Using criticism is not an effective way of communicating. It opens the door to contempt, and you wouldn’t want to do that. This open door puts your relationship directly in the line of fire.
Try this instead: Watch your words. Express your distress, disappointment or anger, without making it personal, without attacking your partner.
Couples Therapy Tip #3 Drop the Defensiveness
Imagine your partner/spouse comes to you about a troubling issue. It might be how you share childcare responsibilities, your financial situation or balancing family life and work.
What’s your first reaction? Is it defensiveness? If work often wins over family time, you might frequently say, “It’s a busy season at work” or “You were going to get to [fill in the blank], you just haven’t done it yet.”
If your spouse feels you are the “preferred parent,” they might use this as an excuse to slack off on sharing childcare responsibilities.
Defensiveness can quickly turn into a blame game. Instead of hearing each other’s complaints, you find fault with one another. Perhaps past mistakes take center stage. When responding with defensiveness, you and your partner are sending the message that you really don’t care about the concerns.
Try this instead: Hear your partner out. Be quiet and listen. All the way to the end.

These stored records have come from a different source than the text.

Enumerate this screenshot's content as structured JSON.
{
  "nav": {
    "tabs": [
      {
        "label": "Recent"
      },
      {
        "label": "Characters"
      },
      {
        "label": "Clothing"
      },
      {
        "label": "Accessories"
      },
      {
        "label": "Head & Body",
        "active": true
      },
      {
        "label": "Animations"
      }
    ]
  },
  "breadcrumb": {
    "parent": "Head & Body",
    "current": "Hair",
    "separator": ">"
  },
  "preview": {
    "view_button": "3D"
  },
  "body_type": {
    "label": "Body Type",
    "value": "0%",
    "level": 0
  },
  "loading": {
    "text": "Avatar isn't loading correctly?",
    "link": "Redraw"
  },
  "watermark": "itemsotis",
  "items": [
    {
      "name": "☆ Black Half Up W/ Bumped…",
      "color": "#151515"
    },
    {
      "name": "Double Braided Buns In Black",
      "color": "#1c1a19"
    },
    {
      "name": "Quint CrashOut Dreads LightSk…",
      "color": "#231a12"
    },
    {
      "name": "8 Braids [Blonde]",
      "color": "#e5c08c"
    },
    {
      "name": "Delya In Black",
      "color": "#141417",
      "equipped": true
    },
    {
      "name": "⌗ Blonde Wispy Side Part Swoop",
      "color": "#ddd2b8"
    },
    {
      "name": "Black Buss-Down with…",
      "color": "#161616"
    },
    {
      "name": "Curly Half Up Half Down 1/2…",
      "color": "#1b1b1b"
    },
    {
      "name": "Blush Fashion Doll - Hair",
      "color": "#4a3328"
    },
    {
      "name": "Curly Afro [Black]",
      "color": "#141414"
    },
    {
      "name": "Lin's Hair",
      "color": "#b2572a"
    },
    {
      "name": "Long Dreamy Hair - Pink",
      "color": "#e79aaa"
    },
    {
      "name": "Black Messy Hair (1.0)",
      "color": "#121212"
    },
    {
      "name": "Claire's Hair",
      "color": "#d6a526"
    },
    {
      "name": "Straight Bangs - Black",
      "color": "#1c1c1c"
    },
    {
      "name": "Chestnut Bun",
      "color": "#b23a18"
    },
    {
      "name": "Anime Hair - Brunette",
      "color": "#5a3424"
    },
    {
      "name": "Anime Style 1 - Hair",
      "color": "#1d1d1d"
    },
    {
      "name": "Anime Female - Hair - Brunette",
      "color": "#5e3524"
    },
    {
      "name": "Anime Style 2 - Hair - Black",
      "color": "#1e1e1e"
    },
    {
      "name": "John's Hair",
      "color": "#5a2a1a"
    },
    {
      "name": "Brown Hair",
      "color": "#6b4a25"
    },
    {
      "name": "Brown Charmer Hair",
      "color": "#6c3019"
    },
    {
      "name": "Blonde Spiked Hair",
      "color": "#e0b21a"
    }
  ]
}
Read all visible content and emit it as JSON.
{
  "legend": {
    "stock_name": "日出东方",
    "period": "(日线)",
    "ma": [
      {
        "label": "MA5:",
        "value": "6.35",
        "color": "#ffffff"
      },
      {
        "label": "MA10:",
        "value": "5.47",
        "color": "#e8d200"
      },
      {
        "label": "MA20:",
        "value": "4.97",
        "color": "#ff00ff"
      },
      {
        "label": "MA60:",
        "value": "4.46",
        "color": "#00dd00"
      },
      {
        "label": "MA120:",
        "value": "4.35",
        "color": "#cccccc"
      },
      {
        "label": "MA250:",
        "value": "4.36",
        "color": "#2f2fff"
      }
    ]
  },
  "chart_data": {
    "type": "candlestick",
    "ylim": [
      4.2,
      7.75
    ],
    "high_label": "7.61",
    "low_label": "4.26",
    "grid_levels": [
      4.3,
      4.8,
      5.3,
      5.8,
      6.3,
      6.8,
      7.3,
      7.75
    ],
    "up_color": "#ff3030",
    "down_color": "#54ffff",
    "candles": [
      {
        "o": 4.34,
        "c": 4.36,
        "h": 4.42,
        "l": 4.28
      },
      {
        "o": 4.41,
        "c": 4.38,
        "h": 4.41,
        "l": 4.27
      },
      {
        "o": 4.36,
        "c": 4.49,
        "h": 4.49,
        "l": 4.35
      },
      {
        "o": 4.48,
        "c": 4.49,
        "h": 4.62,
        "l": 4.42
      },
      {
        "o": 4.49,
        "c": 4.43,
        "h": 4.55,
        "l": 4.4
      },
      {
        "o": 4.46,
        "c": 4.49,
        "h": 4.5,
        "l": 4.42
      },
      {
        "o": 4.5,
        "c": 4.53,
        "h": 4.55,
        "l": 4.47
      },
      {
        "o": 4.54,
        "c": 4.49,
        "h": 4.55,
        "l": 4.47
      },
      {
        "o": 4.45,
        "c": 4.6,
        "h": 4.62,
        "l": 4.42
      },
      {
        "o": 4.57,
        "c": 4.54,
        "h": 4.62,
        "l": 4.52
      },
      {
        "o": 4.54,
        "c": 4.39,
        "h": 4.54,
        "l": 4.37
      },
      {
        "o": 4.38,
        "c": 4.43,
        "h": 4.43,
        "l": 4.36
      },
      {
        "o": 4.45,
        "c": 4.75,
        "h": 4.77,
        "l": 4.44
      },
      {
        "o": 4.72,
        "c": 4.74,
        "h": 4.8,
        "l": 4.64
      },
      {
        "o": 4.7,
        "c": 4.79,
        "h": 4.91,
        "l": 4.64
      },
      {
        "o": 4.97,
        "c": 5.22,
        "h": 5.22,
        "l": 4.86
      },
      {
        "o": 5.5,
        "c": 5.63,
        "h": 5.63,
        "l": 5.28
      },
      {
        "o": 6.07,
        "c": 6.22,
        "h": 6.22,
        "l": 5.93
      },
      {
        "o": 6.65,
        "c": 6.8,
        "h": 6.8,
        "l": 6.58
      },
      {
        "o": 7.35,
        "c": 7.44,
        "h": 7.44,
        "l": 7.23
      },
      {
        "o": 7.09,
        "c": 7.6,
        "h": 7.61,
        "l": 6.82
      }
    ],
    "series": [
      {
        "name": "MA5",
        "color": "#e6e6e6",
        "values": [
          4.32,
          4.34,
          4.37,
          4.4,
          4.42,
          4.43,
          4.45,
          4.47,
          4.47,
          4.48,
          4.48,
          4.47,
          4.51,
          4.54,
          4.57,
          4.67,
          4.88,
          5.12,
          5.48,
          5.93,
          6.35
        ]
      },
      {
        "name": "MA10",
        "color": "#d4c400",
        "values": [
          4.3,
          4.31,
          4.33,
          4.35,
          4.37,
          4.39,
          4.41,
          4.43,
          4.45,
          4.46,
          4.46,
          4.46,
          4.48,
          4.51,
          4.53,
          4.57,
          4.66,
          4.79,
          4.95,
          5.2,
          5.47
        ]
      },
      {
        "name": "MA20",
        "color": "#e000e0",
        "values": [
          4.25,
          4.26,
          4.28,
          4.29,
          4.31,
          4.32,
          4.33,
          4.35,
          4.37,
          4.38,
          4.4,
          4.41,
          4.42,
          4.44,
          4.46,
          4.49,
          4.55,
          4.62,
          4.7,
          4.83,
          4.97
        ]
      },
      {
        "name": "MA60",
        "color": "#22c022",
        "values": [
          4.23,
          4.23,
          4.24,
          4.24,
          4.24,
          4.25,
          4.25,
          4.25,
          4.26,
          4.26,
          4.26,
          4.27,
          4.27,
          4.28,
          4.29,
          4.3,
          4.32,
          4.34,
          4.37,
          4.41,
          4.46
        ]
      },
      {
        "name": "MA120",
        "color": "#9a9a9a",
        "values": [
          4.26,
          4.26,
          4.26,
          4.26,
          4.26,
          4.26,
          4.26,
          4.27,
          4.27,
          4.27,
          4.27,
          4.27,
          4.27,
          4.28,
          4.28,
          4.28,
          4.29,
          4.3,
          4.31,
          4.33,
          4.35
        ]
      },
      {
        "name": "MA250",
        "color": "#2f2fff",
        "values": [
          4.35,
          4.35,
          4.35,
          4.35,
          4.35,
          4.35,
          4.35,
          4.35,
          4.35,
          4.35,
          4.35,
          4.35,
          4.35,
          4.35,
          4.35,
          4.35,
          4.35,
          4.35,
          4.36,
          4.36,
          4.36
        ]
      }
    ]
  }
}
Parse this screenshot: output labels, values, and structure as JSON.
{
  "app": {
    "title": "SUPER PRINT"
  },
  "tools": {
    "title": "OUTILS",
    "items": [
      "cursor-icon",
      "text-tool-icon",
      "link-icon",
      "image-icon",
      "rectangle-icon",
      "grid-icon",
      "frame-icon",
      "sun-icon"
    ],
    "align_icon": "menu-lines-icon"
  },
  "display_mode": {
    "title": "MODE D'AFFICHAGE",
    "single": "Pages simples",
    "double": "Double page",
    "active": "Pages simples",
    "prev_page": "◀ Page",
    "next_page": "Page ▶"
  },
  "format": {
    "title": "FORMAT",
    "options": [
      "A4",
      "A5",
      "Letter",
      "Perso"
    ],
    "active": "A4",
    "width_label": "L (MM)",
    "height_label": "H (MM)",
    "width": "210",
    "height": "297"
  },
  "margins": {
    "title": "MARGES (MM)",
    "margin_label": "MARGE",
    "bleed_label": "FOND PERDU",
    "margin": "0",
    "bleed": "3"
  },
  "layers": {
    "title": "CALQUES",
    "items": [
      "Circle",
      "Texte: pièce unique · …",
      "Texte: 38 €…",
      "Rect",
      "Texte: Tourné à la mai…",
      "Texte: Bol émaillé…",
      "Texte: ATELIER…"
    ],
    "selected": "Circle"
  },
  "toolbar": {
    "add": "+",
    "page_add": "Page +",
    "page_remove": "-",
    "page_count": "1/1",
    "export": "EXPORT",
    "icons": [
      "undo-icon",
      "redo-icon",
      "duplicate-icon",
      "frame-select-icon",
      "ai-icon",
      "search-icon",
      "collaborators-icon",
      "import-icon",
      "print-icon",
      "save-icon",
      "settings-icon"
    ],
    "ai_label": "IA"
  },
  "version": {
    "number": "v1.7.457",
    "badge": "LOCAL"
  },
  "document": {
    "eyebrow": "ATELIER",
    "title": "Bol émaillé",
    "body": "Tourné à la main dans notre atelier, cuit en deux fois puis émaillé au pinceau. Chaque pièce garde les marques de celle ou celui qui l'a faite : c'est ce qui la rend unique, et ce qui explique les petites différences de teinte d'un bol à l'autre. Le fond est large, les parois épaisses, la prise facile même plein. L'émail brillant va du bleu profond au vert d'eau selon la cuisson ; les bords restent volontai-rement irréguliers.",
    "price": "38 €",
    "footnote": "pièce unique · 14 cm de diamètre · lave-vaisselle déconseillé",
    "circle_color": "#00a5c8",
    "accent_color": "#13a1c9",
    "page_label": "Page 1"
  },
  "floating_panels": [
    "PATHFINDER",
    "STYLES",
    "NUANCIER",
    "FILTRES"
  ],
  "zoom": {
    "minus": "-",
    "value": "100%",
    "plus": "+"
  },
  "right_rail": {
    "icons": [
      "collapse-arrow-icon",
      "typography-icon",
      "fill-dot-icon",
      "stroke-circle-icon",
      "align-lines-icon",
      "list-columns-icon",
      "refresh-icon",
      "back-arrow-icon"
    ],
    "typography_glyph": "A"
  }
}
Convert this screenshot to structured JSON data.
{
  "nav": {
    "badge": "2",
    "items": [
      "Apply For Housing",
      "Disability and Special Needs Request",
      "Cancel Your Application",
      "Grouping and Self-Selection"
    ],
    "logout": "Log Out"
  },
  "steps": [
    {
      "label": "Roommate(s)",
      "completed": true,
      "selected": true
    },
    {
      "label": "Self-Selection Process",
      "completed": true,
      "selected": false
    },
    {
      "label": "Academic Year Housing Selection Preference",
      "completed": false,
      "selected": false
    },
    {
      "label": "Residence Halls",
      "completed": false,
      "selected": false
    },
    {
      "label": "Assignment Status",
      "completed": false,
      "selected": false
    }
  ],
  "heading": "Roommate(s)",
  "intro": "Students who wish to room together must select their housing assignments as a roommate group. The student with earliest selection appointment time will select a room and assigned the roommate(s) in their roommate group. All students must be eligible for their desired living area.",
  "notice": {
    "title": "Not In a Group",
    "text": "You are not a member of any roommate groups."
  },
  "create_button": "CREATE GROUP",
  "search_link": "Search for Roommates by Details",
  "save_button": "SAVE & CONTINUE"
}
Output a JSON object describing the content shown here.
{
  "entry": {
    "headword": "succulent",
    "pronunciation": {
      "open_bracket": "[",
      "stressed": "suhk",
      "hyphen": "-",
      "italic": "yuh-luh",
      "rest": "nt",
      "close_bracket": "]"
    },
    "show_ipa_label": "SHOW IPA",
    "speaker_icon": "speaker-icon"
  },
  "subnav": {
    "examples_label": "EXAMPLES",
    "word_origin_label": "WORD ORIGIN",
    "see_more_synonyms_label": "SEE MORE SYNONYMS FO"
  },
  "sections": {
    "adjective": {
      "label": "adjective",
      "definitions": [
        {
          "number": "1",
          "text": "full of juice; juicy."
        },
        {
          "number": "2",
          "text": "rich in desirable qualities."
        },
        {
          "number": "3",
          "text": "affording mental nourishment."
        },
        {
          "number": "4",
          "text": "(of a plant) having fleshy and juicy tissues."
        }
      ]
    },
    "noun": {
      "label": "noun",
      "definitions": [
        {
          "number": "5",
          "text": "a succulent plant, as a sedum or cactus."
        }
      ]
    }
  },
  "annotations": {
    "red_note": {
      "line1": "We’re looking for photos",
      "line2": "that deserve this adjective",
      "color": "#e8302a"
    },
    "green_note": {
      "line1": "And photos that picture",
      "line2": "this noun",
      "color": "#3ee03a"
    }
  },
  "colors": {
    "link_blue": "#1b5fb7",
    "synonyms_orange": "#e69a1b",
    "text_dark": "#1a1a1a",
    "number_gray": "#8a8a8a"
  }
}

Try not to comment, cut the person off or offer your best explanation for your behavior.
If you can do this, you will validate your partner. Let them know they’ve been heard. Promise to make your best effort to repair the situation.
Couples Therapy Tip #4 Drop the Stonewalling
Stonewalling in your relationship might look like this:
You or your partner
- Ignore the other when they talk and do not respond to any questions (this can last weeks or even months)
- Walk away or start doing something else when serious conversations start
- Dismiss concerns as if they are unimportant
- Make fun of the other and are patronizing
- Roll their eyes or refuse to make eye contact at all
- Refuse to take responsibility for giving the silent treatment
Try this instead: Turn toward your partner literally and emotionally. Listen actively, when they are talking, even about the “mundane” things. Be willing to engage in uncomfortable conversations.
You can have a stronger foundation to build from when the next challenge comes. It might not be a global pandemic. A major illness, death in the family, financial loss, or cross-country move could equally stress your partnership. Our Evanston therapists can walk with you alone or with your partner about laying the groundwork for a firmer relationship.
If you’re feeling anxious and stressed about your relationships, call us at (773) 983-8444 for a free, 15-minute phone conversation with one of our Evanston Therapists. We will listen and direct you to the right person to help you with this anxiety and your relationship. Or you can schedule a time to chat with us here about how we work with couples.
Are you looking for a couples therapist in Evanston or online in Illinois to improve your relationship? You can read more about how therapy can help here. We look forward to meeting you!